→ **PROVIDED DATA**
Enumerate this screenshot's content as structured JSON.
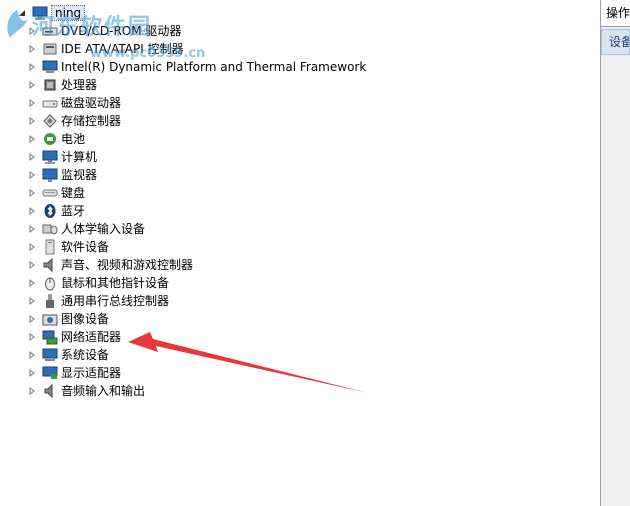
{
  "tree": {
    "root_label": "ning",
    "categories": [
      {
        "label": "DVD/CD-ROM 驱动器",
        "icon": "dvd-drive-icon"
      },
      {
        "label": "IDE ATA/ATAPI 控制器",
        "icon": "ide-controller-icon"
      },
      {
        "label": "Intel(R) Dynamic Platform and Thermal Framework",
        "icon": "computer-board-icon"
      },
      {
        "label": "处理器",
        "icon": "processor-icon"
      },
      {
        "label": "磁盘驱动器",
        "icon": "disk-drive-icon"
      },
      {
        "label": "存储控制器",
        "icon": "storage-controller-icon"
      },
      {
        "label": "电池",
        "icon": "battery-icon"
      },
      {
        "label": "计算机",
        "icon": "computer-icon"
      },
      {
        "label": "监视器",
        "icon": "monitor-icon"
      },
      {
        "label": "键盘",
        "icon": "keyboard-icon"
      },
      {
        "label": "蓝牙",
        "icon": "bluetooth-icon"
      },
      {
        "label": "人体学输入设备",
        "icon": "hid-icon"
      },
      {
        "label": "软件设备",
        "icon": "software-device-icon"
      },
      {
        "label": "声音、视频和游戏控制器",
        "icon": "speaker-icon"
      },
      {
        "label": "鼠标和其他指针设备",
        "icon": "mouse-icon"
      },
      {
        "label": "通用串行总线控制器",
        "icon": "usb-icon"
      },
      {
        "label": "图像设备",
        "icon": "camera-icon"
      },
      {
        "label": "网络适配器",
        "icon": "network-adapter-icon"
      },
      {
        "label": "系统设备",
        "icon": "system-device-icon"
      },
      {
        "label": "显示适配器",
        "icon": "display-adapter-icon"
      },
      {
        "label": "音频输入和输出",
        "icon": "audio-io-icon"
      }
    ]
  },
  "side_panel": {
    "header": "操作",
    "item": "设备"
  },
  "watermark": {
    "text": "河东软件园",
    "url": "www.pc0359.cn"
  },
  "annotation": {
    "arrow_color": "#e8373a"
  }
}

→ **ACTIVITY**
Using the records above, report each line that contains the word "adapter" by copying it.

→ **SOLUTION TO THIS EXERCISE**
        "icon": "network-adapter-icon"
        "icon": "display-adapter-icon"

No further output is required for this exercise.